“We have gathered here today to mourn our good English grades. . . “
(Who can name the person who said the quote of my title? It’s a fellow East Troy alumni)
Today my 10th grade class had a test. This wasn’t my first Georgian test. However, it was the first one not with my Difficult Teacher. I had thought that all my problems with test taking here were due to my communication and philosophy problems I have with my Difficult Teacher. That theory was proven wrong today, terribly wrong.
Classrooms are already fairly crowed. When you pack thirty students into a medium-sized classroom it becomes very difficult to spread them out during a test. The desks are crunched together. A certain amount of looking over shoulders is bound to happen just because of the limited space. Somehow, the classrooms seem even more crowed to me during a test. It is impossible to give students enough space so that they aren’t staring at their neighbors test. The staring isn’t subtle either. Students lean over the aisles to look at another test. Sometimes, they will even hold up their test for their friends to see.
Of course, this isn’t the only way students cheat. The classroom is just as noisy during a test as it is during a regular lesson which by American standards is just about at the yelling level. Students ask each other for answers or talk about what they are going to do after school. It doesn’t matter what they are saying or how loud they say it. It never crosses their mind to stop talking during an important exam.
Finally, two methods of cheating just about blew my mind. I asked the co-teacher before we started what her rules were. She said “No books, no notes, to be quiet, a regular test.” When students couldn’t find inspiration for the writing section she had them get out their books. The rule basically meant nothing. Well, not nothing, I guess. I certainly enforced the rule and took three books away from students before I saw my co-teacher look right over another student who had his book out. More shocking was the instance of one boy physically handing his test book over to another boy to finish. At that point I didn’t really care what the co-teacher did or didn’t do. That was too blatant of cheating for me. I took both of their tests away before they had finished. It won’t hurt their score much since they were already basically done. I wish it would have, though.
I discussed all the cheating with my co-teacher after the test. I can’t understand how cheating could be allowed in any way. If the students don’t understand a topic but cheat off someone who does know, how will the teacher know she needs to review the topic again. Tests are just as important for teachers as students. They help show where weaknesses are during instruction time. They help show whether the class is successfully navigating the year-long schedule to be prepared for the next year. My co-teacher just said, “They couldn’t survive without cheating.” Well, maybe it’s about time they tried. I know that many of the students who were cheating are more than capable of being successful without help. They need to have the confidence to do that.
I know there are differences in the cultural mindset surrounding education for Georgians and Americans.

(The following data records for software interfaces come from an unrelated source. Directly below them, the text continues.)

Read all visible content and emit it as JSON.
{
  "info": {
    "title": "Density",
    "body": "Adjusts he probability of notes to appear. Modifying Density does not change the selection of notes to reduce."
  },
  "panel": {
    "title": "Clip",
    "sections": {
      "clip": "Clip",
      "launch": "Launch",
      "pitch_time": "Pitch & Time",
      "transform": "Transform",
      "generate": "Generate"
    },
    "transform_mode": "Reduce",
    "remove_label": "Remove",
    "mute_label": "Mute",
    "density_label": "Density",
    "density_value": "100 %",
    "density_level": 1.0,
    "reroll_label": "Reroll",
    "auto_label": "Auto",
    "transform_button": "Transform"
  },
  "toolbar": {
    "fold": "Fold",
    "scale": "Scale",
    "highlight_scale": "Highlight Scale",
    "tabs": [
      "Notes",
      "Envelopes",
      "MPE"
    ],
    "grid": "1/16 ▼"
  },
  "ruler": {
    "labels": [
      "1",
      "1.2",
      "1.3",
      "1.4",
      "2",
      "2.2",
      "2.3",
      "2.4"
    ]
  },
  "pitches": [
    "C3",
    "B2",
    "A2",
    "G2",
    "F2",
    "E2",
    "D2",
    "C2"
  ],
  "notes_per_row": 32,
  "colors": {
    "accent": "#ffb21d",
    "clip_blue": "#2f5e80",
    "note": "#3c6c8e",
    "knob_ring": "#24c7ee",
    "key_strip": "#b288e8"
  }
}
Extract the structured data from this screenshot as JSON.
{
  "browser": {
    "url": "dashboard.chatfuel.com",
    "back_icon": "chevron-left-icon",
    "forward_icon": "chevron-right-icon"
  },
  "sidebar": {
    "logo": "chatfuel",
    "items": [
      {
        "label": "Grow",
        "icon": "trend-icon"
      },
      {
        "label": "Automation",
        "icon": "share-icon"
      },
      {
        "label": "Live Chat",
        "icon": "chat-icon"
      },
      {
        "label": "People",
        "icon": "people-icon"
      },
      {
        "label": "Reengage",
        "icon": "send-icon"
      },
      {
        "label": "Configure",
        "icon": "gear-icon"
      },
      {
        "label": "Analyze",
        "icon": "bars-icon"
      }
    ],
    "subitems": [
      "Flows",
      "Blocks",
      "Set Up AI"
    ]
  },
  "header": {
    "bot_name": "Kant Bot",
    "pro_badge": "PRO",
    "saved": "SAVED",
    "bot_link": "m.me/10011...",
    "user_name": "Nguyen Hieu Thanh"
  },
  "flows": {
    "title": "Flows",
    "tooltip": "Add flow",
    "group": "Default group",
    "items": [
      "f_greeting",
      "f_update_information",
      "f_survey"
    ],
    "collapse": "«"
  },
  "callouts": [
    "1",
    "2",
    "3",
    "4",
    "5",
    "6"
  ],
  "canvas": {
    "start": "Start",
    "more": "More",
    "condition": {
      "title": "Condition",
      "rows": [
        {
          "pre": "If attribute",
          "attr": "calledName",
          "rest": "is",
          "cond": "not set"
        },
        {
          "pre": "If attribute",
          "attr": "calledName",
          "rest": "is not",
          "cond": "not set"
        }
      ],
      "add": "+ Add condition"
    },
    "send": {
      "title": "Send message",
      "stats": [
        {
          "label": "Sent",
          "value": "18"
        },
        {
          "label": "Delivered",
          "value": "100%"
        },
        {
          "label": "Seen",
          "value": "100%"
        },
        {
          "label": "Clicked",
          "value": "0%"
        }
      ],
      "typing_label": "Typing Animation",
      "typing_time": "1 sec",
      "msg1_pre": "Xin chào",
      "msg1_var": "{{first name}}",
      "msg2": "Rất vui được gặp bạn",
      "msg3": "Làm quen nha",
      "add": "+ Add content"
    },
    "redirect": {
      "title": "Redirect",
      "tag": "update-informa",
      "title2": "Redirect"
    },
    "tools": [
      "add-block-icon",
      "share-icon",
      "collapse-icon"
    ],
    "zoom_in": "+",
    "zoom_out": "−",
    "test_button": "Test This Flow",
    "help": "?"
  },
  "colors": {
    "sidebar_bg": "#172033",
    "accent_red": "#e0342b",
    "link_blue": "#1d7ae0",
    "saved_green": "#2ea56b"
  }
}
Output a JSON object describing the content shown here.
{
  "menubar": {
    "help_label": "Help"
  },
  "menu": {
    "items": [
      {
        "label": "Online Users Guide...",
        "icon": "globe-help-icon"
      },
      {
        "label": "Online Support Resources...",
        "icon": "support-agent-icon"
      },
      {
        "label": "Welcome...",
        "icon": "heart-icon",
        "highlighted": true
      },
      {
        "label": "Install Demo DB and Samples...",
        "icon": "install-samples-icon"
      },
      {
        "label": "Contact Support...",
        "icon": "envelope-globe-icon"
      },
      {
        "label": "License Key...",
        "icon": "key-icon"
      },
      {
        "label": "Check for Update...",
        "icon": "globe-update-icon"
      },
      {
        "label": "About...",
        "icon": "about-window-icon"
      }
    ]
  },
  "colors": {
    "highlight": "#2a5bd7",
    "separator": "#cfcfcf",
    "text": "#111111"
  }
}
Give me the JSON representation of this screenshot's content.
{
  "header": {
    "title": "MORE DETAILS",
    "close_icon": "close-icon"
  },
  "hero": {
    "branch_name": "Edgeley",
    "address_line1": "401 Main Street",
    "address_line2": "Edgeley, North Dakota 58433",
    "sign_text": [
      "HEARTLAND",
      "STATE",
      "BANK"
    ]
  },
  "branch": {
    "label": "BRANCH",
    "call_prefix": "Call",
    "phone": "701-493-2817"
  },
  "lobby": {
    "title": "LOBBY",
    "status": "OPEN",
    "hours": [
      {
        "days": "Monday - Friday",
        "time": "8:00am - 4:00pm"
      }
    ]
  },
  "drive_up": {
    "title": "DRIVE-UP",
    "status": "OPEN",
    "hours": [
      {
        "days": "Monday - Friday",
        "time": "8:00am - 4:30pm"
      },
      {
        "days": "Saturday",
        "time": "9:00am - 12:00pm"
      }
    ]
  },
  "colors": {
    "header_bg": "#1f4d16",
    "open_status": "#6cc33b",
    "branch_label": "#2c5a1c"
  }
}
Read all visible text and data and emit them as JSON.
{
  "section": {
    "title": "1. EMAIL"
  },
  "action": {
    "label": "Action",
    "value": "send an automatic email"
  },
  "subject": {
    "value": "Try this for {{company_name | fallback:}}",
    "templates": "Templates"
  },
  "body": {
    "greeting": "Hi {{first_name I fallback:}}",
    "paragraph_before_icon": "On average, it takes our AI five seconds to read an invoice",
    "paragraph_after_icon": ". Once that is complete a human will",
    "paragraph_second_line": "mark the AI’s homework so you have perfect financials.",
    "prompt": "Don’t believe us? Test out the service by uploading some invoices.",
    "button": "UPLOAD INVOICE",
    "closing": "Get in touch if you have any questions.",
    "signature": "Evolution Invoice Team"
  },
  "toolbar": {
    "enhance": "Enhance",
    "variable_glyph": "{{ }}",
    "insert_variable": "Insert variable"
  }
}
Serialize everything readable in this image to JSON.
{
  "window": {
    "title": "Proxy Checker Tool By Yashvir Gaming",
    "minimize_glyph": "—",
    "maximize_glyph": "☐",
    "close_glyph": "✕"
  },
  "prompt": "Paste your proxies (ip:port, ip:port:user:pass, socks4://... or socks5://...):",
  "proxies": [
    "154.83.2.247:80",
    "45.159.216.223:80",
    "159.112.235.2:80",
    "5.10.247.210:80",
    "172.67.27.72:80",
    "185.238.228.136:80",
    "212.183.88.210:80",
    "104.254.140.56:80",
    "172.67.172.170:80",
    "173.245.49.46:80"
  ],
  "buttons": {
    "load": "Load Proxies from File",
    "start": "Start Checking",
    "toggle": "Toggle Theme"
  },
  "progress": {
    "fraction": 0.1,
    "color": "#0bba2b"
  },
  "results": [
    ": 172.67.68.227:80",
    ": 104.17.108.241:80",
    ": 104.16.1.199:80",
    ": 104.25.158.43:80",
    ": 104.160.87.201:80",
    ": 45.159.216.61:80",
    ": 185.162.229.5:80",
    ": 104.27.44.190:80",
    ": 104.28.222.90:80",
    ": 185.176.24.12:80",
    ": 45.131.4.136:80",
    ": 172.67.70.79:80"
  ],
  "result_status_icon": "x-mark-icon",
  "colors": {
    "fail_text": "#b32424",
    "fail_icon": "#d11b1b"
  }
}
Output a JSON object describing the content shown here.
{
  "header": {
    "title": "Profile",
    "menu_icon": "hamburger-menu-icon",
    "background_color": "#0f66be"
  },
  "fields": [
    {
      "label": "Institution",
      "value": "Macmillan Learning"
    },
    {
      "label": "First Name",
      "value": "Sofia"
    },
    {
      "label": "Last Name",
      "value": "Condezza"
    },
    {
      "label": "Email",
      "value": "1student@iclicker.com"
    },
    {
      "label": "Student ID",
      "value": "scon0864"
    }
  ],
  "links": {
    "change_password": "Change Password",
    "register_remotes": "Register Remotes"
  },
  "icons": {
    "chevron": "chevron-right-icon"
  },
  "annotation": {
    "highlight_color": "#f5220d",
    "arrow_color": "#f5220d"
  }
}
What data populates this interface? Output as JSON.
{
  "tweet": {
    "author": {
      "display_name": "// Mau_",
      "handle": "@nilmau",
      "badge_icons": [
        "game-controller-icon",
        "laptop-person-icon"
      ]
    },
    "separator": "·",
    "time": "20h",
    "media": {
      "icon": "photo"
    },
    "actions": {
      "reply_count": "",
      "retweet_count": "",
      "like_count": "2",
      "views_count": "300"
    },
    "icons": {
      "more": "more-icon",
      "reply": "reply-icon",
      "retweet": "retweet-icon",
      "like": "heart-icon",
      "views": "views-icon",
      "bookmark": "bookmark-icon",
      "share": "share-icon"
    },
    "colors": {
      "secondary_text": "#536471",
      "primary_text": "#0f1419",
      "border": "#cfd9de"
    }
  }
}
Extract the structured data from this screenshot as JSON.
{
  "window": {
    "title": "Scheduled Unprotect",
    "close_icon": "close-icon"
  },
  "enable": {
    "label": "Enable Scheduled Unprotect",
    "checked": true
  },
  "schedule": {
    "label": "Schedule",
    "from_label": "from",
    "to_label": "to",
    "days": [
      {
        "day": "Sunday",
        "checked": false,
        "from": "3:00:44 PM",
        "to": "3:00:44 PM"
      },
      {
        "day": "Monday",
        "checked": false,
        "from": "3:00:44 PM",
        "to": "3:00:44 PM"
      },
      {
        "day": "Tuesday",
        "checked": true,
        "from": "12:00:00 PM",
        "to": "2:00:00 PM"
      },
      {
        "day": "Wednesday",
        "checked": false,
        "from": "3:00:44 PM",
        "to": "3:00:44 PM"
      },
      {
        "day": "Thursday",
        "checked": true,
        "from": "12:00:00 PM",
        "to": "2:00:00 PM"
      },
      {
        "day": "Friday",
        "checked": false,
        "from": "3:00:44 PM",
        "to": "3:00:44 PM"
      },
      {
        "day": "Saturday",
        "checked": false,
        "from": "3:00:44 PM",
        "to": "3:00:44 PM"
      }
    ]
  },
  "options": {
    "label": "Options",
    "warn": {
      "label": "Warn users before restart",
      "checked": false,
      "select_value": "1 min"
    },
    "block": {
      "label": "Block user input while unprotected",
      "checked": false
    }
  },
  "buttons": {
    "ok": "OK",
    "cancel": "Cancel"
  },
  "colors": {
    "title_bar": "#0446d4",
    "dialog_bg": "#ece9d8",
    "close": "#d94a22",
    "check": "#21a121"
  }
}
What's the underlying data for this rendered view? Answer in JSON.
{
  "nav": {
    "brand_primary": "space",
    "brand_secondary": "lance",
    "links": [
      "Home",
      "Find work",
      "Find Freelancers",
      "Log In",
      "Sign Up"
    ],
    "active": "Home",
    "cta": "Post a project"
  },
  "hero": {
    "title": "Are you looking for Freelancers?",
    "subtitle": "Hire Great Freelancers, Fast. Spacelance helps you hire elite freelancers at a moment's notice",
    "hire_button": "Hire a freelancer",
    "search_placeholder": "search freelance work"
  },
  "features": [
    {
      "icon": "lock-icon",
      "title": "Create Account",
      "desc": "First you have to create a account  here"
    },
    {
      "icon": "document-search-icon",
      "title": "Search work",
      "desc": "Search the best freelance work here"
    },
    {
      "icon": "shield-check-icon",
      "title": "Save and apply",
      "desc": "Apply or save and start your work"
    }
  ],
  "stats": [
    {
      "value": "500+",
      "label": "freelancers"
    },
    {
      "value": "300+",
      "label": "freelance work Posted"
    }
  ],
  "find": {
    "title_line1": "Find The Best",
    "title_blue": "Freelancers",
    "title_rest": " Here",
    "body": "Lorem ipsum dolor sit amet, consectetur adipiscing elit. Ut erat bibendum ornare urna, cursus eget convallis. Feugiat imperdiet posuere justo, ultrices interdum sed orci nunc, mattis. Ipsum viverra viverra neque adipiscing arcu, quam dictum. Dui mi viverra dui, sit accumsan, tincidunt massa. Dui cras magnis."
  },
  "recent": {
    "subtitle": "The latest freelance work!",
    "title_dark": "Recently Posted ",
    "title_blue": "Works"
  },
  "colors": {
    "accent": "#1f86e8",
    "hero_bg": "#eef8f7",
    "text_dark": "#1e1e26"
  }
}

This difference is just too much for me to bend for. I can’t stand there and watch students and teachers rob themselves of a great opportunity to really asses their strengths and then improve. What to do, what to do?